Two years later, he played as a flanker in All Blacks trials and was selected, much to his surprise, for the New Zealand squad to tour Ireland and Britain in 1963-64.
He was especially surprised to be chosen as a No 8, a position he had never played. He was to make the position his own for the rest of his career.
He won his first cap in the 14-0 win over England at Twickenham in January 1964. When long-serving captain Wilson Whineray retired in 1965, Allen surprisingly chose Lochore to succeed him despite his relative inexperience.
Lochore's ability on the field and calm and friendly personality dispelled any doubts about his credentials. He was undemonstrative, rarely criticised a player, and, according to a team-mate, "gave simple instructions that were easily understood, and impressed us with his dedication and strength of character, leading by example. You just played for him".
In 1970, the unbroken success of Lochore's All Blacks was shattered in South Africa, where the Springboks won three of four Tests. Lochore retired, sensing "the fire in my belly isn't there any more".
The All Blacks did not let him off so easily. The following year he was called on a Friday afternoon and asked if he would come back for one more game, against the 1971 British and Irish Lions, because of an injury crisis. "I was reluctant to play," he said, "because I was out of condition, but my conscience wouldn't allow me to turn down a cry for help from my country."
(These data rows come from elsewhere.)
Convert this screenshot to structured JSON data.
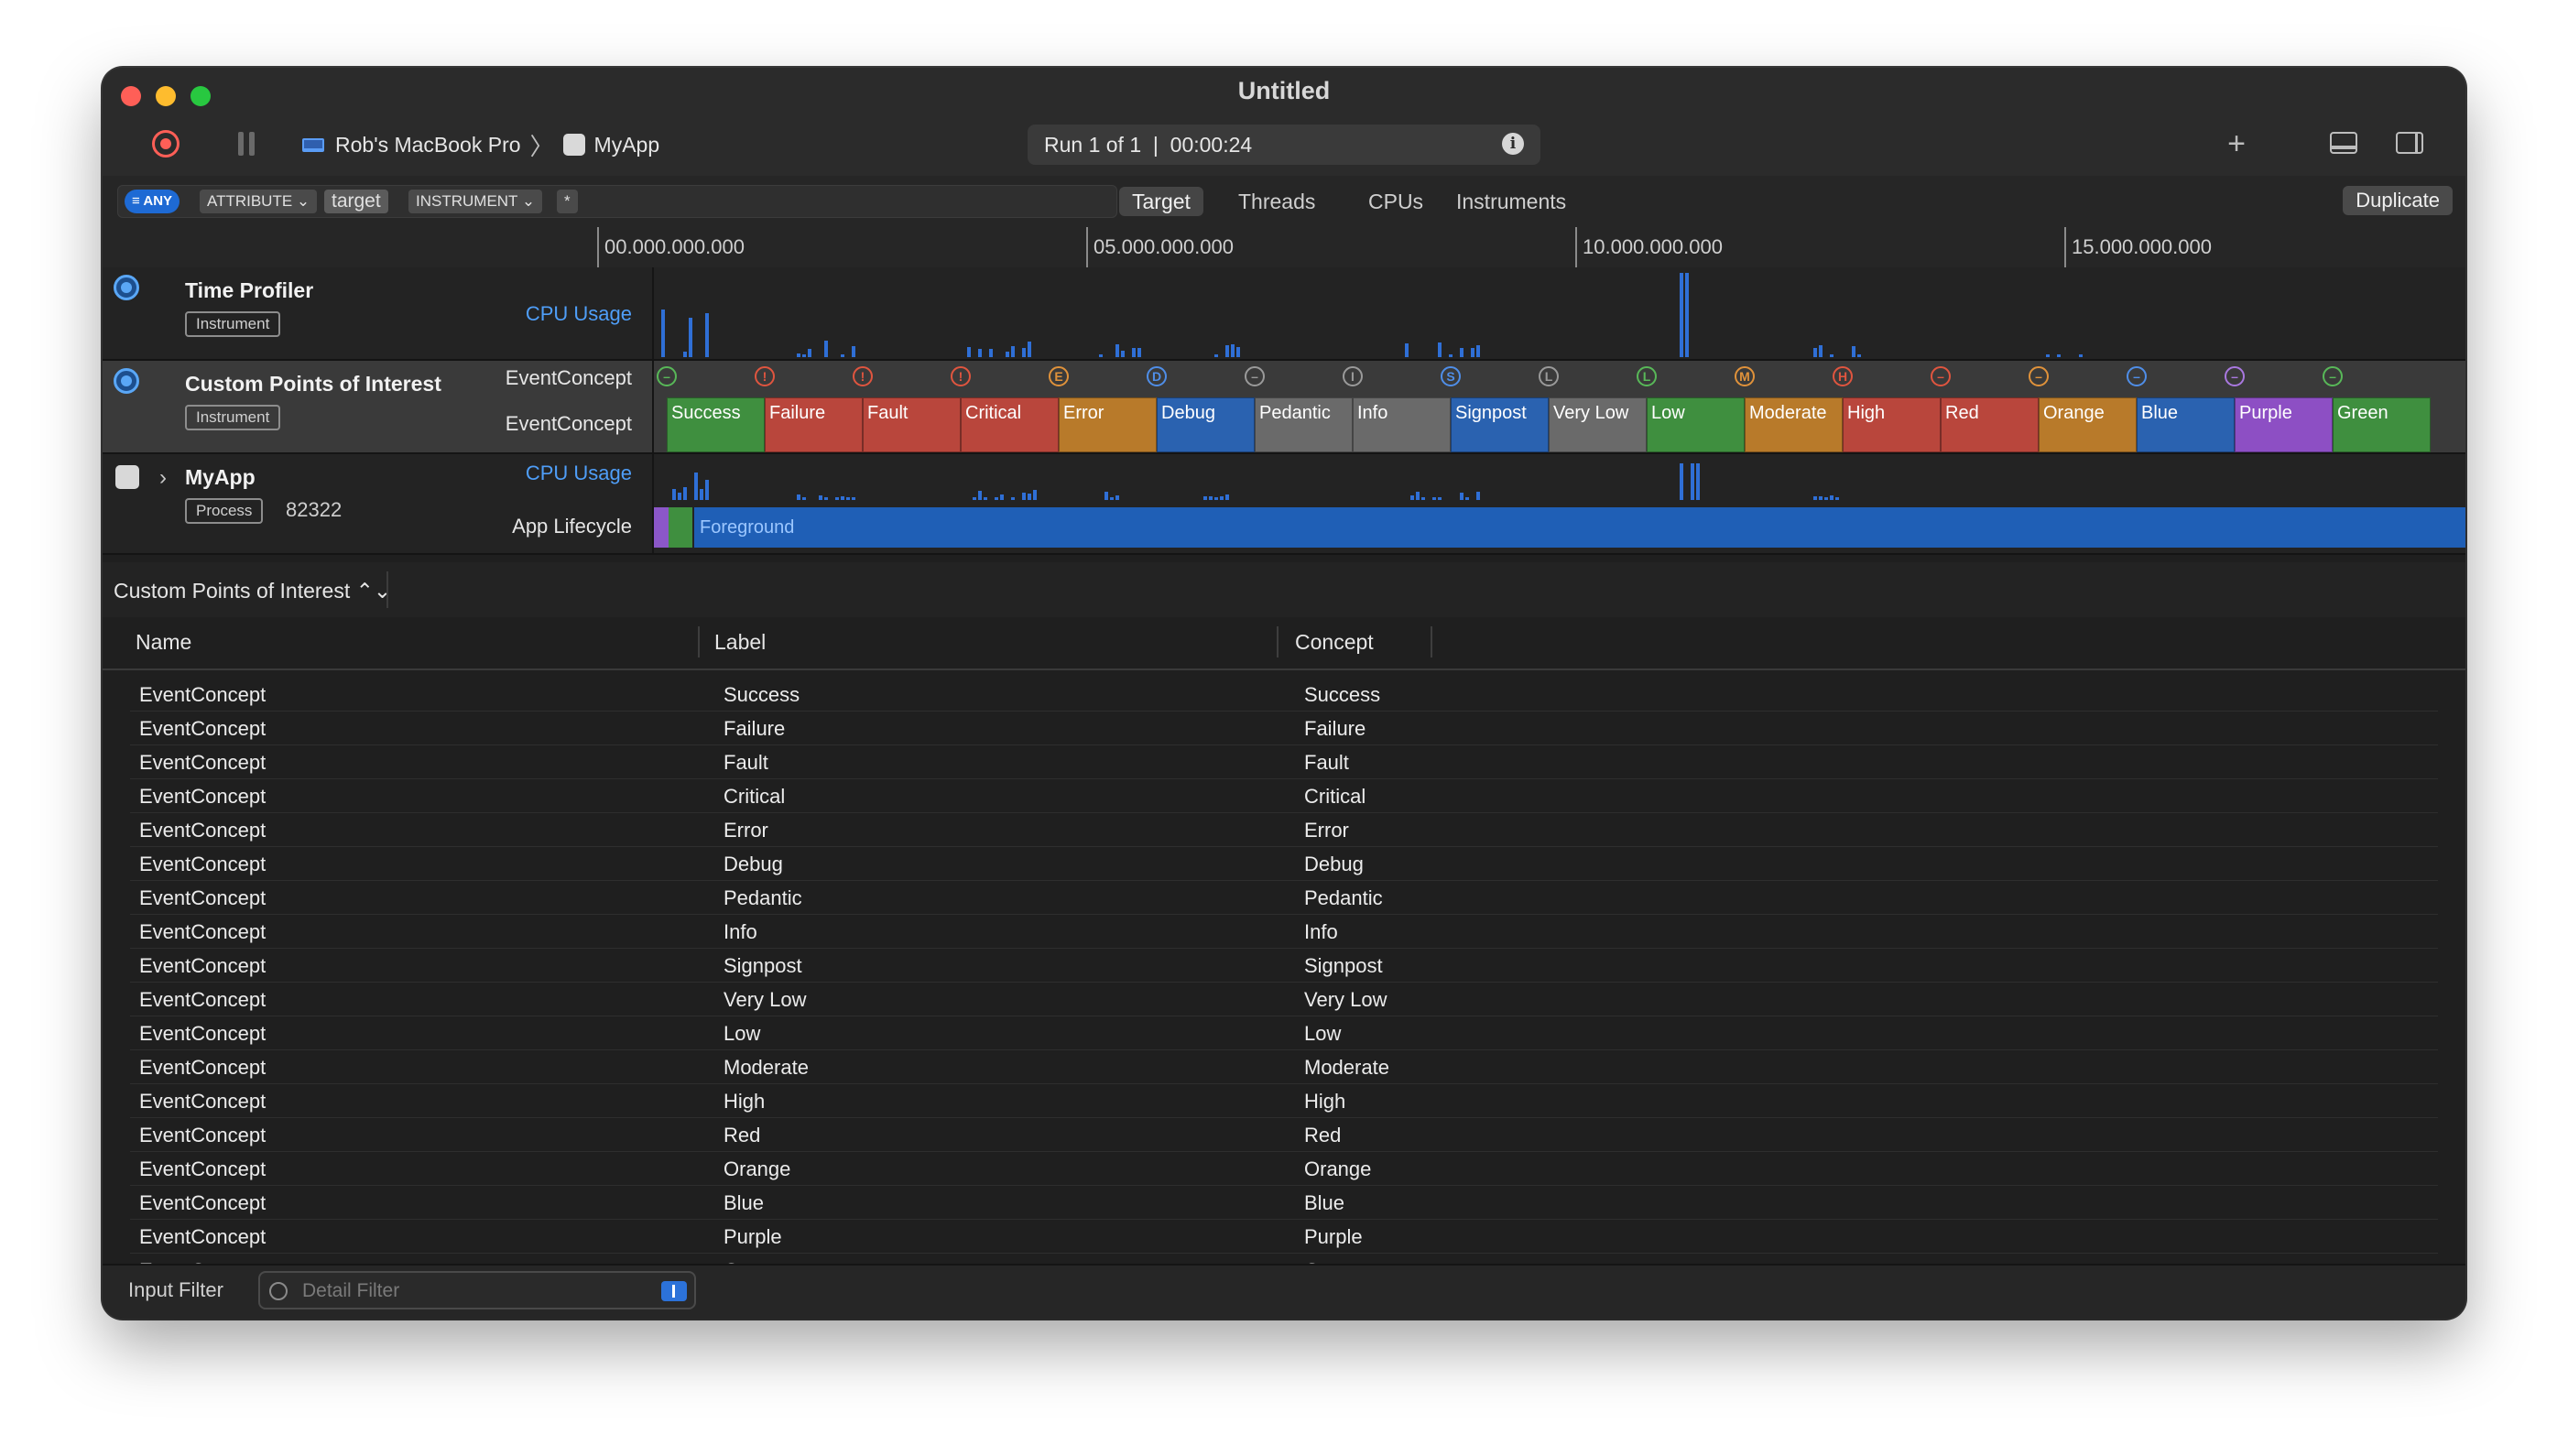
{
  "window": {
    "title": "Untitled"
  },
  "toolbar": {
    "device": "Rob's MacBook Pro",
    "app": "MyApp",
    "run_status": "Run 1 of 1  |  00:00:24",
    "add": "+"
  },
  "filter": {
    "any": "≡ ANY",
    "attribute": "ATTRIBUTE ⌄",
    "value": "target",
    "instrument": "INSTRUMENT ⌄",
    "star": "*"
  },
  "scope_tabs": [
    "Target",
    "Threads",
    "CPUs",
    "Instruments"
  ],
  "selected_tab": "Target",
  "duplicate_label": "Duplicate",
  "ruler": [
    "00.000.000.000",
    "05.000.000.000",
    "10.000.000.000",
    "15.000.000.000"
  ],
  "tracks": {
    "time_profiler": {
      "name": "Time Profiler",
      "badge": "Instrument",
      "lane": "CPU Usage"
    },
    "poi": {
      "name": "Custom Points of Interest",
      "badge": "Instrument",
      "lane1": "EventConcept",
      "lane2": "EventConcept"
    },
    "myapp": {
      "name": "MyApp",
      "badge": "Process",
      "pid": "82322",
      "lane1": "CPU Usage",
      "lane2": "App Lifecycle",
      "lifecycle_state": "Foreground"
    }
  },
  "poi_intervals": [
    {
      "label": "Success",
      "glyph": "–",
      "color": "#3f8f3f",
      "icon": "#58b858"
    },
    {
      "label": "Failure",
      "glyph": "!",
      "color": "#b9463c",
      "icon": "#e0553f"
    },
    {
      "label": "Fault",
      "glyph": "!",
      "color": "#b9463c",
      "icon": "#e0553f"
    },
    {
      "label": "Critical",
      "glyph": "!",
      "color": "#b9463c",
      "icon": "#e0553f"
    },
    {
      "label": "Error",
      "glyph": "E",
      "color": "#b87a2a",
      "icon": "#e0923a"
    },
    {
      "label": "Debug",
      "glyph": "D",
      "color": "#2a62b0",
      "icon": "#4f8ee8"
    },
    {
      "label": "Pedantic",
      "glyph": "–",
      "color": "#6a6a6a",
      "icon": "#9a9a9a"
    },
    {
      "label": "Info",
      "glyph": "I",
      "color": "#6a6a6a",
      "icon": "#9a9a9a"
    },
    {
      "label": "Signpost",
      "glyph": "S",
      "color": "#2a62b0",
      "icon": "#4f8ee8"
    },
    {
      "label": "Very Low",
      "glyph": "L",
      "color": "#6a6a6a",
      "icon": "#9a9a9a"
    },
    {
      "label": "Low",
      "glyph": "L",
      "color": "#3f8f3f",
      "icon": "#58b858"
    },
    {
      "label": "Moderate",
      "glyph": "M",
      "color": "#b87a2a",
      "icon": "#e0923a"
    },
    {
      "label": "High",
      "glyph": "H",
      "color": "#b9463c",
      "icon": "#e0553f"
    },
    {
      "label": "Red",
      "glyph": "–",
      "color": "#b9463c",
      "icon": "#e0553f"
    },
    {
      "label": "Orange",
      "glyph": "–",
      "color": "#b87a2a",
      "icon": "#e0923a"
    },
    {
      "label": "Blue",
      "glyph": "–",
      "color": "#2a62b0",
      "icon": "#4f8ee8"
    },
    {
      "label": "Purple",
      "glyph": "–",
      "color": "#8d4fc4",
      "icon": "#a978e0"
    },
    {
      "label": "Green",
      "glyph": "–",
      "color": "#3f8f3f",
      "icon": "#58b858"
    }
  ],
  "detail": {
    "scope": "Custom Points of Interest ⌃⌄",
    "columns": {
      "name": "Name",
      "label": "Label",
      "concept": "Concept"
    },
    "rows": [
      [
        "EventConcept",
        "Success",
        "Success"
      ],
      [
        "EventConcept",
        "Failure",
        "Failure"
      ],
      [
        "EventConcept",
        "Fault",
        "Fault"
      ],
      [
        "EventConcept",
        "Critical",
        "Critical"
      ],
      [
        "EventConcept",
        "Error",
        "Error"
      ],
      [
        "EventConcept",
        "Debug",
        "Debug"
      ],
      [
        "EventConcept",
        "Pedantic",
        "Pedantic"
      ],
      [
        "EventConcept",
        "Info",
        "Info"
      ],
      [
        "EventConcept",
        "Signpost",
        "Signpost"
      ],
      [
        "EventConcept",
        "Very Low",
        "Very Low"
      ],
      [
        "EventConcept",
        "Low",
        "Low"
      ],
      [
        "EventConcept",
        "Moderate",
        "Moderate"
      ],
      [
        "EventConcept",
        "High",
        "High"
      ],
      [
        "EventConcept",
        "Red",
        "Red"
      ],
      [
        "EventConcept",
        "Orange",
        "Orange"
      ],
      [
        "EventConcept",
        "Blue",
        "Blue"
      ],
      [
        "EventConcept",
        "Purple",
        "Purple"
      ],
      [
        "EventConcept",
        "Green",
        "Green"
      ]
    ]
  },
  "footer": {
    "input_filter": "Input Filter",
    "detail_filter_placeholder": "Detail Filter"
  }
}
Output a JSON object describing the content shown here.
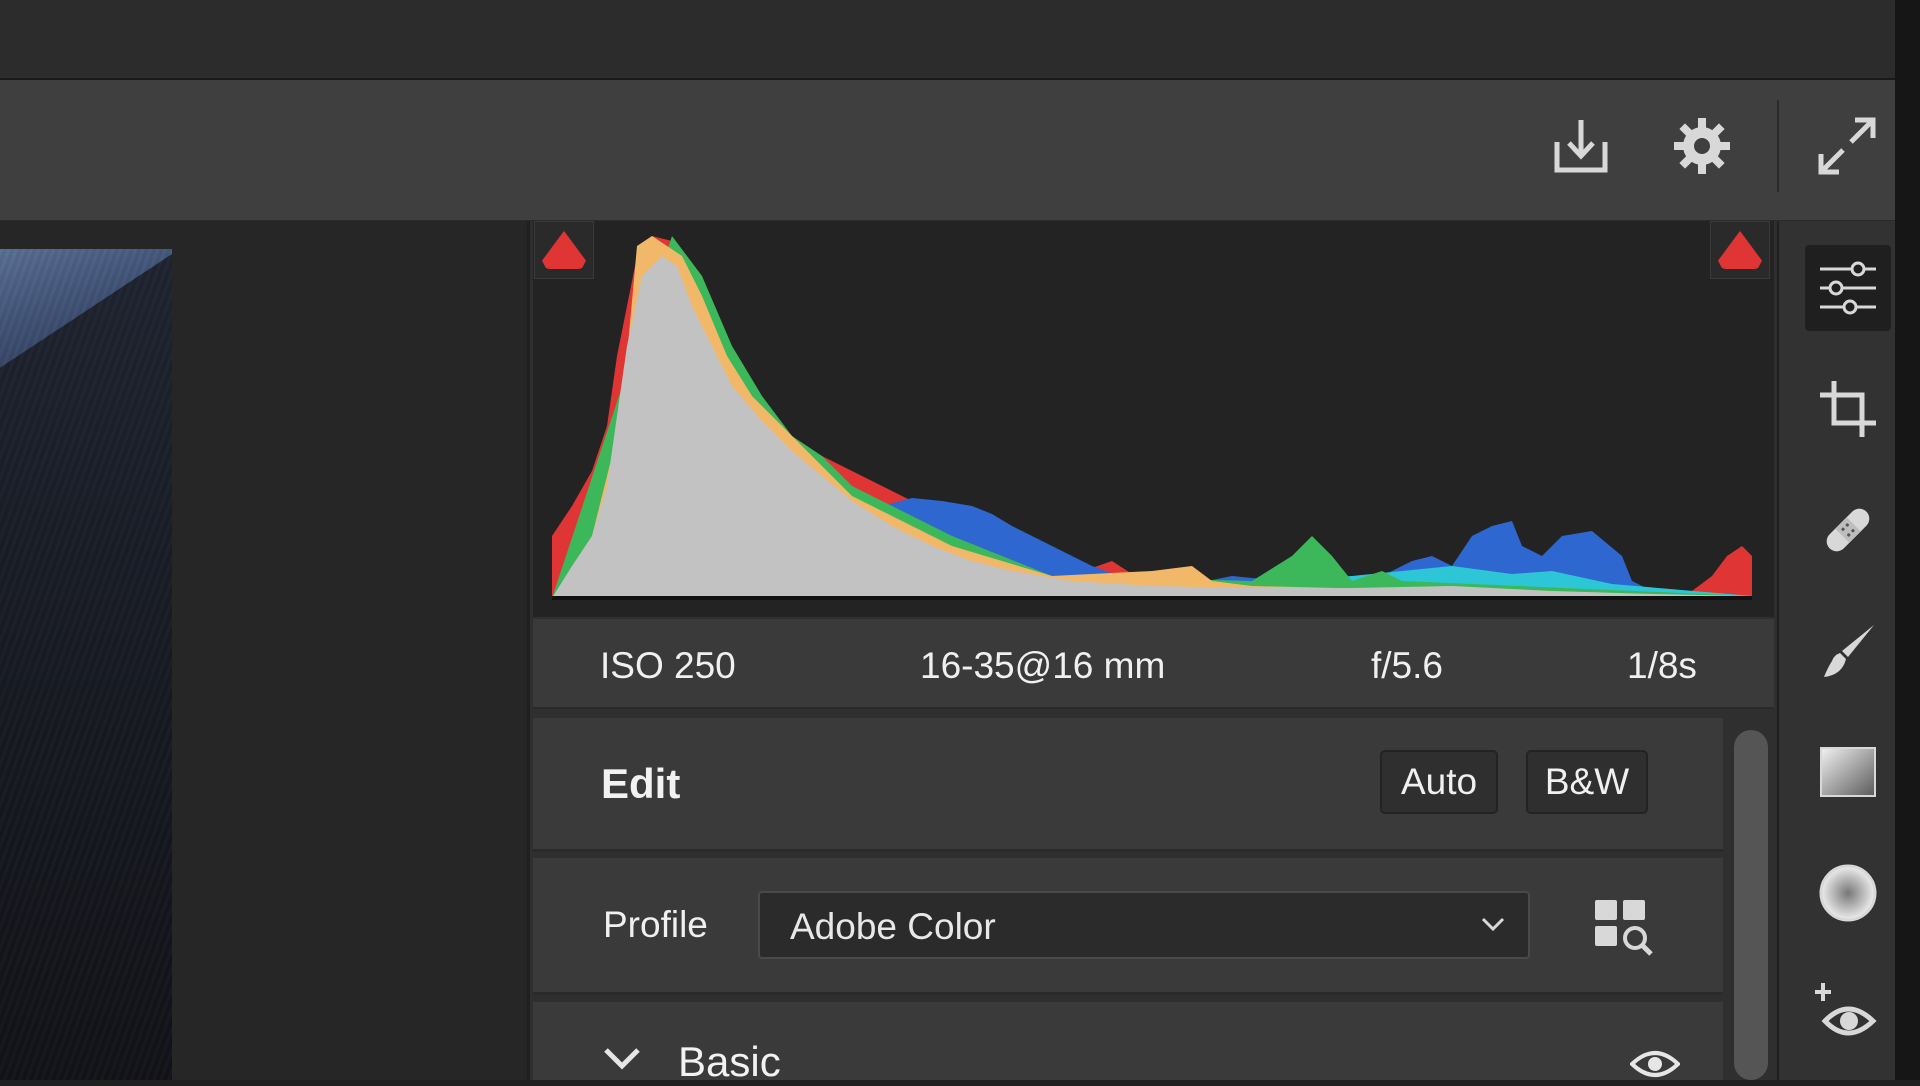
{
  "toolbar": {
    "icons": [
      "download-icon",
      "gear-icon",
      "expand-icon"
    ]
  },
  "histogram": {
    "shadow_clip_icon": "triangle-warning",
    "highlight_clip_icon": "triangle-warning",
    "clip_color": "#e03535"
  },
  "exif": {
    "iso": "ISO 250",
    "lens": "16-35@16 mm",
    "aperture": "f/5.6",
    "shutter": "1/8s"
  },
  "edit": {
    "title": "Edit",
    "auto_label": "Auto",
    "bw_label": "B&W"
  },
  "profile": {
    "label": "Profile",
    "value": "Adobe Color"
  },
  "basic": {
    "title": "Basic"
  },
  "tool_rail": {
    "active": "edit",
    "tools": [
      "sliders-icon",
      "crop-icon",
      "healing-icon",
      "brush-icon",
      "linear-gradient-icon",
      "radial-gradient-icon",
      "redeye-icon"
    ]
  }
}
His wife was out, so he stuck a note on the fridge saying: "Off now to Wellington, playing in Test tomorrow." The Lions won his final match 13-3. He had played 48 games for the All Blacks, all but two as captain, including 25 Tests.
He went into coaching, reluctantly at first, for Masterton, then for Wairarapa-Bush, a lacklustre team which he drove from bottom of the Second Division to the First. He rated that achievement equal to winning the World Cup.
In 1983 he began a long stint as a selector and two years later was invited to be national coach to prepare for the inaugural World Cup in 1987. In his team talk before the final, Lochore said: "We know we are the world champions. We have been world champions for 100 years. But if we lose today all that history will go to waste. So you'd better go out and win." They did so, beating France 29-9.
He remained part of the New Zealand set-up for several more years as a selector.
A keen conservationist and horse-breeder, he chaired the Queen Elizabeth II National Trust from 2003-11 and also headed the Hillary Commission, the main funding body for sport in New Zealand.
Brian Lochore is survived by his wife Pam, to whom he was married for 54 years, and by their two daughters and a son. He died August 3, 2019.